February 14, 2019
Clinical Contributors to this Story
Emad Noor, M.D. contributes to topics such as Neurology.
By: Katie Lynch
Love can be a joyous and wondrous time, with various health benefits, however it doesn’t always start out that way. In the beginning of a relationship you may find yourself experiencing erratic feelings or doing things out of character – spouts of stark jealousy, crying and obsessive fixations or even taking uncalculated risks. When you look back at how you or your partner acted, you might think – wow, that was embarrassing.
Neurologist and clinical neurophysiologist, Emad Noor, M.D., from the JFK Neuroscience Institute helps explain why these things might happen when you’re falling in love. The good news: it usually doesn’t last.
- A hormone explosion.
When you are falling for someone, you can experience a rush of hormones, leading to the various bodily functions typically associated with new romance – sweaty palms, a racing heart, or “butterflies” in your stomach.
“All of these feelings are caused by hormones – a rush of adrenaline, dopamine and norepinephrine. These hormones can cause things like flushed cheeks, an increased heart rate and a surge of excitement,” shares Dr. Noor.

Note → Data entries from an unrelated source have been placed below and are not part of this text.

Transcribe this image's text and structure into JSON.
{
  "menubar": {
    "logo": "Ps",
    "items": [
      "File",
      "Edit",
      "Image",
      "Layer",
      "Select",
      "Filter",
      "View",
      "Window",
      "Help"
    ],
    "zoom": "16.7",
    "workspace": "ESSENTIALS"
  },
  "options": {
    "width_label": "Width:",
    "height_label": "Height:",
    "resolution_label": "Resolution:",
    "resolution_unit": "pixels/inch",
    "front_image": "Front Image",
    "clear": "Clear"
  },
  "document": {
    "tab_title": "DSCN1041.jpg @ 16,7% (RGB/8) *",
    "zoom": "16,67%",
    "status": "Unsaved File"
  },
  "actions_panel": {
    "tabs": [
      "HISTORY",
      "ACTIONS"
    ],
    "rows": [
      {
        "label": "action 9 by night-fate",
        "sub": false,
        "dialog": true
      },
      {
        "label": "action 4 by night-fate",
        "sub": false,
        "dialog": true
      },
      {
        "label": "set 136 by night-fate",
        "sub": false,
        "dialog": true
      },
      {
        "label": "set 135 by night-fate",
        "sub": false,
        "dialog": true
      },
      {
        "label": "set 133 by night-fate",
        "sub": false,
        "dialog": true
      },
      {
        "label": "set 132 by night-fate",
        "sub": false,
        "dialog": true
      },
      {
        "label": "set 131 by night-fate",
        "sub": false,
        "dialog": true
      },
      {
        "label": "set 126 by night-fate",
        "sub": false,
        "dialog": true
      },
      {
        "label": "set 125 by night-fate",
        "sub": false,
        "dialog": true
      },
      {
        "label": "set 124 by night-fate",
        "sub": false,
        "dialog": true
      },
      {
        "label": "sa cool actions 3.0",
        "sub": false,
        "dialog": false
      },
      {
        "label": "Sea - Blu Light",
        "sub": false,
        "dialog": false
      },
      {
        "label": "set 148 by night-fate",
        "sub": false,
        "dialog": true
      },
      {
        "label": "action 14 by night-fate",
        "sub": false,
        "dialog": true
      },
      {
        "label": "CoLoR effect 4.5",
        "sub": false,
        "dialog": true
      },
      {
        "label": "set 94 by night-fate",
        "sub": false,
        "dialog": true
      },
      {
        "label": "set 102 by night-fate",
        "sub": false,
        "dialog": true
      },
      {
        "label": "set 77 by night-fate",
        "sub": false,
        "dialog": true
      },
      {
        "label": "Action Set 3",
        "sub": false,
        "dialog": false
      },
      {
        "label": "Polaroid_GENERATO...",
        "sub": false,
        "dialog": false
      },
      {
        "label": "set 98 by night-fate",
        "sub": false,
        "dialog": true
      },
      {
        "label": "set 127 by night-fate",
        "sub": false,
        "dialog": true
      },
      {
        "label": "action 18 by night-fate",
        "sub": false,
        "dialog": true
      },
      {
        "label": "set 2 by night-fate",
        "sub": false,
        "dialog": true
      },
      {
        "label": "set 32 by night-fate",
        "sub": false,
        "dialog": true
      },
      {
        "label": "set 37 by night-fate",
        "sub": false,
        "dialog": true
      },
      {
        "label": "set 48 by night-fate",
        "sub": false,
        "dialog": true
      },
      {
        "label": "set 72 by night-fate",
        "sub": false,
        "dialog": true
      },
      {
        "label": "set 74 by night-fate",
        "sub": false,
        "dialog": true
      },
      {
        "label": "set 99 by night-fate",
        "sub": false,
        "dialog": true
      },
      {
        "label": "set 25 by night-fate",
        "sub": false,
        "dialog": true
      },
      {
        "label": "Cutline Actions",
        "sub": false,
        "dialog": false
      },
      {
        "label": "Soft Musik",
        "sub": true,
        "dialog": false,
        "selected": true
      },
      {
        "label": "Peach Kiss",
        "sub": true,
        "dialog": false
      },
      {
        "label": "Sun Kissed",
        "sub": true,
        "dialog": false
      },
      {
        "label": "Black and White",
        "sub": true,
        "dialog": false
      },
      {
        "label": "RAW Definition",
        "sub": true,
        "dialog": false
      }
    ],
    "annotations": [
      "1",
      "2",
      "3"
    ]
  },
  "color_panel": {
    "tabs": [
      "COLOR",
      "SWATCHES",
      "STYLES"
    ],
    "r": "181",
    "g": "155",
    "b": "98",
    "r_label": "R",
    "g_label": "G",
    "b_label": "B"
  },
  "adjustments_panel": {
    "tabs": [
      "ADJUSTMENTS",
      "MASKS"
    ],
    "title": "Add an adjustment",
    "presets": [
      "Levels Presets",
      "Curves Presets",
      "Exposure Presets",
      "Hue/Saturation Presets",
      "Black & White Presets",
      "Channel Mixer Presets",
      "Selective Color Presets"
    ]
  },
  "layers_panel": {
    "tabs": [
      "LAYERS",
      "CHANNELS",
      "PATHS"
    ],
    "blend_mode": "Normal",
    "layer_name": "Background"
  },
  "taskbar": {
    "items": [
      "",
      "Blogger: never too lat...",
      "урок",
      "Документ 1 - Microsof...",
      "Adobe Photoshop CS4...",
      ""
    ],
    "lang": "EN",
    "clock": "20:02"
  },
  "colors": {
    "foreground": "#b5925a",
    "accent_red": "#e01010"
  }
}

“The release of cortisol, the stress hormone, may also be flowing during the early stages of a relationship,” mentions Dr. Noor. “Cortisol works with your brain to control things like your mood, and the fight-or-flight instinct. This may be why new lovebirds can also be irritable. They’re excited and afraid at the same time; they are balancing a lot of mixed physiological signals.”
- You’re blinded by love.
We all have that one friend – they break up with their significant other, and continually get back together when they know it’s not a good idea. Did they not learn from the first ten breakups?
Well, it might not be their fault.
“Research has shown that the part of the brain that processes decision-making and emotions, the amygdala, can decrease activity when romance is added to the equation. This part of the brain is responsible for things like learning from our mistakes, so if there’s decreased activity, there’s a likelihood that someone may be ‘blinded by love’,” shares Dr. Noor.
- You become obsessed.
“Serotonin levels can also become depleted during new romance,” adds Dr. Noor. “Serotonin is a neurotransmitter that can regulate mood, anxiety, fear and happiness. When we see those levels decrease that can create obsessive-compulsive-disorder-like symptoms.”
If you can’t stop thinking about them, are compulsively checking your phone or your new love interest is literally all you can talk about, you have been hit with the love bug. But don’t worry, your serotonin levels will eventually level out.
- You feel a ‘high’.
Interestingly, studies have shown that love can sometimes create the same feelings someone might get from taking drugs.
“The other euphoric elements that are produced in the new stages of love are chemicals like vasopressin, adrenaline, oxytocin and dopamine,” Dr. Noor says. “A research study analyzed the MRI scans of participants looking at a photo of their partner. Their brains lit up in same neurological regions as the scans of people with substance use disorders.”
Kesha said it first, “Your love is my drug,” and it all makes sense now.
If you find yourself stalking social media, or even contemplating a tattoo with your love interest’s name, these out of character behaviors may not be your fault, it’s science.
Practicing at the JFK Neuroscience Institute at JFK Medical Center, Dr. Noor is a board certified neurologist and expert in neurology and neurophysiology. If you would like to schedule an appointment with Dr. Noor call 732-321-7010. To find a provider near you, visit HackensackMeridianHealth.org.
The material provided through HealthU is intended to be used as general information only and should not replace the advice of your physician. Always consult your physician for individual care.